[Web page and app entries]
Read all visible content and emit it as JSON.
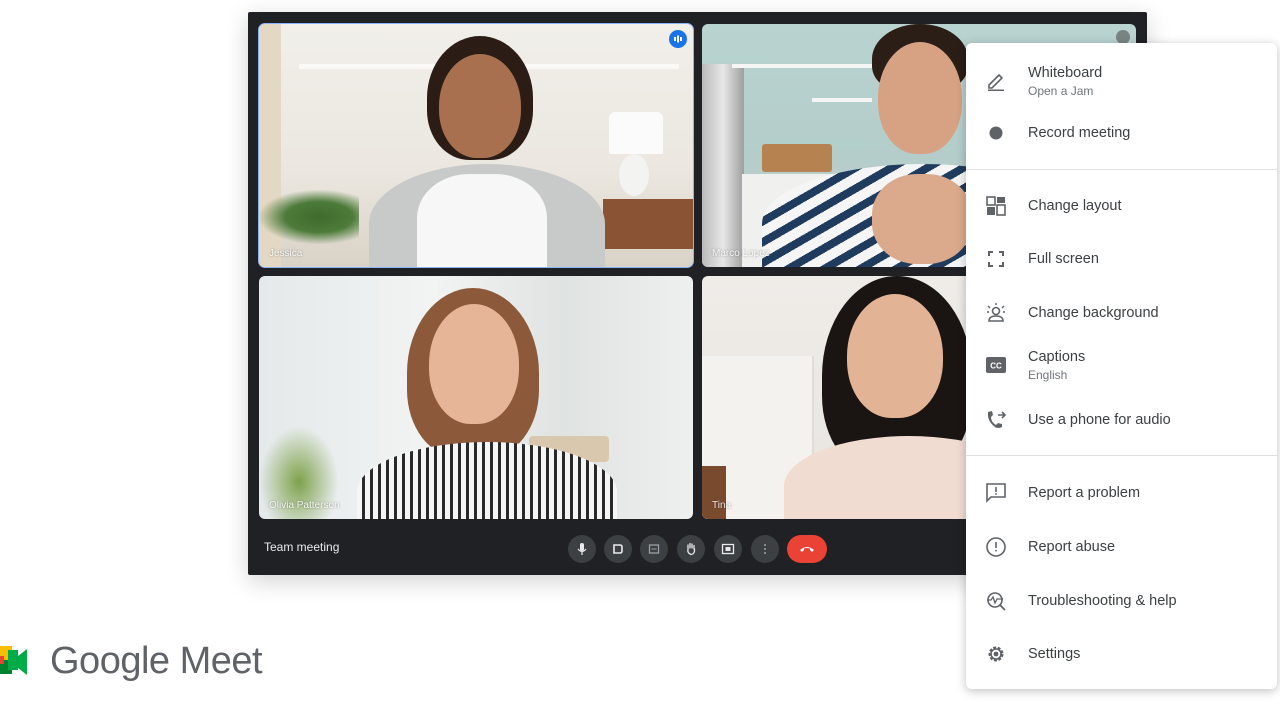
{
  "meeting": {
    "title": "Team meeting",
    "participants": [
      {
        "name": "Jessica",
        "active_speaker": true
      },
      {
        "name": "Marco Lopez",
        "muted": true
      },
      {
        "name": "Olivia Patterson"
      },
      {
        "name": "Tina"
      }
    ],
    "controls": [
      {
        "id": "mic",
        "icon": "microphone-icon"
      },
      {
        "id": "camera",
        "icon": "camera-icon"
      },
      {
        "id": "captions",
        "icon": "captions-icon"
      },
      {
        "id": "raise-hand",
        "icon": "hand-icon"
      },
      {
        "id": "present",
        "icon": "present-screen-icon"
      },
      {
        "id": "more",
        "icon": "more-vert-icon"
      },
      {
        "id": "leave",
        "icon": "end-call-icon"
      }
    ],
    "colors": {
      "frame": "#202124",
      "active_outline": "#8ab4f8",
      "end_call": "#ea4335",
      "speaking": "#1a73e8"
    }
  },
  "menu": {
    "items": [
      {
        "label": "Whiteboard",
        "sublabel": "Open a Jam",
        "icon": "pencil-icon"
      },
      {
        "label": "Record meeting",
        "icon": "record-dot-icon"
      },
      {
        "label": "Change layout",
        "icon": "layout-icon"
      },
      {
        "label": "Full screen",
        "icon": "fullscreen-icon"
      },
      {
        "label": "Change background",
        "icon": "background-person-icon"
      },
      {
        "label": "Captions",
        "sublabel": "English",
        "icon": "cc-icon"
      },
      {
        "label": "Use a phone for audio",
        "icon": "phone-forward-icon"
      },
      {
        "label": "Report a problem",
        "icon": "feedback-icon"
      },
      {
        "label": "Report abuse",
        "icon": "alert-circle-icon"
      },
      {
        "label": "Troubleshooting & help",
        "icon": "troubleshoot-icon"
      },
      {
        "label": "Settings",
        "icon": "gear-icon"
      }
    ]
  },
  "brand": {
    "name": "Google Meet"
  }
}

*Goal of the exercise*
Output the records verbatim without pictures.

*Your response*
Read all visible content and emit it as JSON.
{
  "meeting": {
    "title": "Team meeting",
    "participants": [
      {
        "name": "Jessica",
        "active_speaker": true
      },
      {
        "name": "Marco Lopez",
        "muted": true
      },
      {
        "name": "Olivia Patterson"
      },
      {
        "name": "Tina"
      }
    ],
    "controls": [
      {
        "id": "mic",
        "icon": "microphone-icon"
      },
      {
        "id": "camera",
        "icon": "camera-icon"
      },
      {
        "id": "captions",
        "icon": "captions-icon"
      },
      {
        "id": "raise-hand",
        "icon": "hand-icon"
      },
      {
        "id": "present",
        "icon": "present-screen-icon"
      },
      {
        "id": "more",
        "icon": "more-vert-icon"
      },
      {
        "id": "leave",
        "icon": "end-call-icon"
      }
    ],
    "colors": {
      "frame": "#202124",
      "active_outline": "#8ab4f8",
      "end_call": "#ea4335",
      "speaking": "#1a73e8"
    }
  },
  "menu": {
    "items": [
      {
        "label": "Whiteboard",
        "sublabel": "Open a Jam",
        "icon": "pencil-icon"
      },
      {
        "label": "Record meeting",
        "icon": "record-dot-icon"
      },
      {
        "label": "Change layout",
        "icon": "layout-icon"
      },
      {
        "label": "Full screen",
        "icon": "fullscreen-icon"
      },
      {
        "label": "Change background",
        "icon": "background-person-icon"
      },
      {
        "label": "Captions",
        "sublabel": "English",
        "icon": "cc-icon"
      },
      {
        "label": "Use a phone for audio",
        "icon": "phone-forward-icon"
      },
      {
        "label": "Report a problem",
        "icon": "feedback-icon"
      },
      {
        "label": "Report abuse",
        "icon": "alert-circle-icon"
      },
      {
        "label": "Troubleshooting & help",
        "icon": "troubleshoot-icon"
      },
      {
        "label": "Settings",
        "icon": "gear-icon"
      }
    ]
  },
  "brand": {
    "name": "Google Meet"
  }
}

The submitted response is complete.